• **Exercise description**: Please state how many lines in the records below contain the word "title"; the answer should be a number and nothing else.

• **Source material**:
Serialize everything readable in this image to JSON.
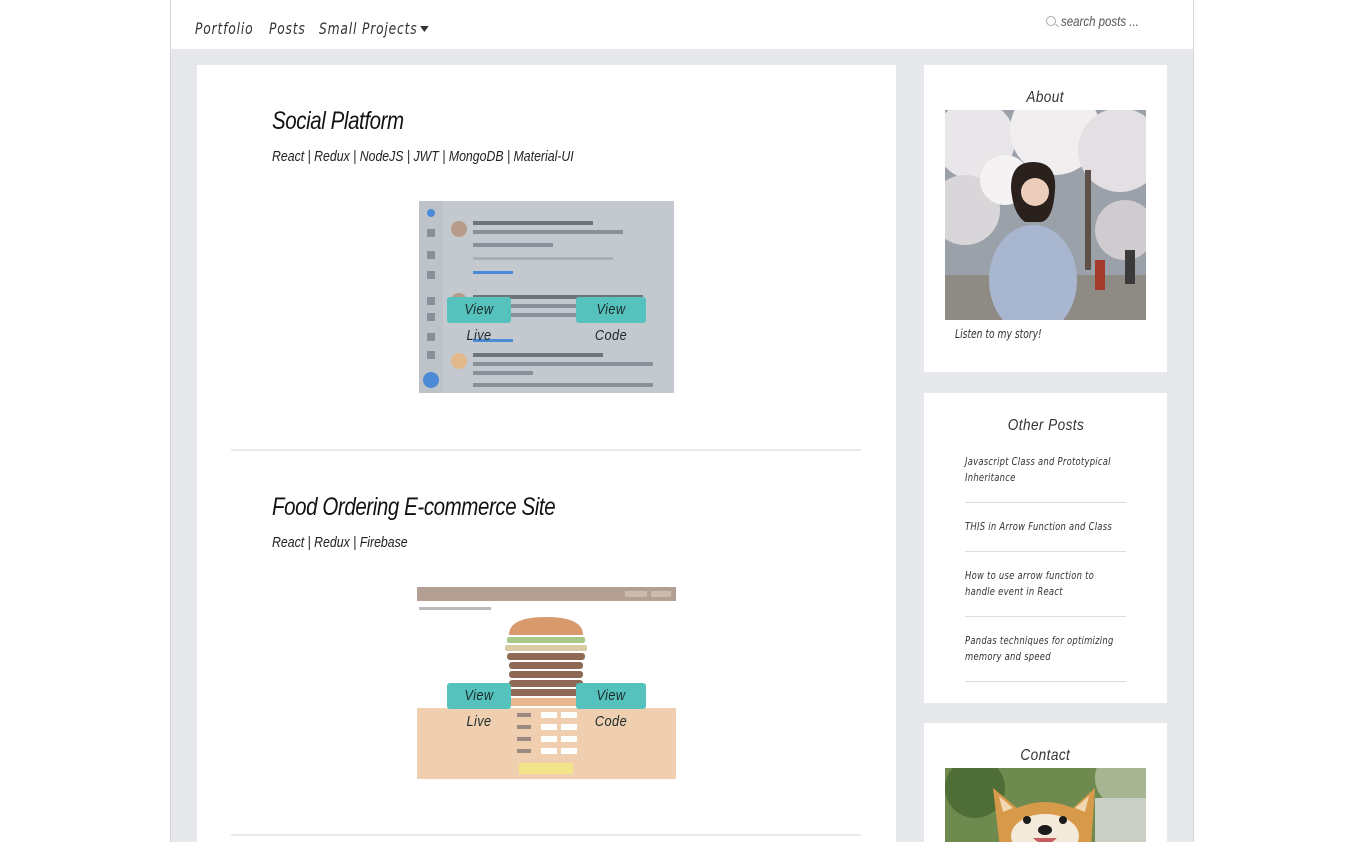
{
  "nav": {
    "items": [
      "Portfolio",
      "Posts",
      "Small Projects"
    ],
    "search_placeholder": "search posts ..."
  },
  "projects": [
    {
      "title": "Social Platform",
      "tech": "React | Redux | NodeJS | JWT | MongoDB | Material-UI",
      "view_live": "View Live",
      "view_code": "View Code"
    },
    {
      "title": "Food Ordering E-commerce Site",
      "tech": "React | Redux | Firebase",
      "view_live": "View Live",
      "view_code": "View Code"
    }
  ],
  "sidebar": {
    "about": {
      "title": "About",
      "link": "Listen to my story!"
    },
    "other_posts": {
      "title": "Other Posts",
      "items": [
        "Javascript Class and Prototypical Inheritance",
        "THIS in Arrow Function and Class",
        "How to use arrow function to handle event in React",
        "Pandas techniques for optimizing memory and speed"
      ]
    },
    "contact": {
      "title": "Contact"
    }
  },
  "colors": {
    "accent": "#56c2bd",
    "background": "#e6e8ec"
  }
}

• **Expected answer**: 5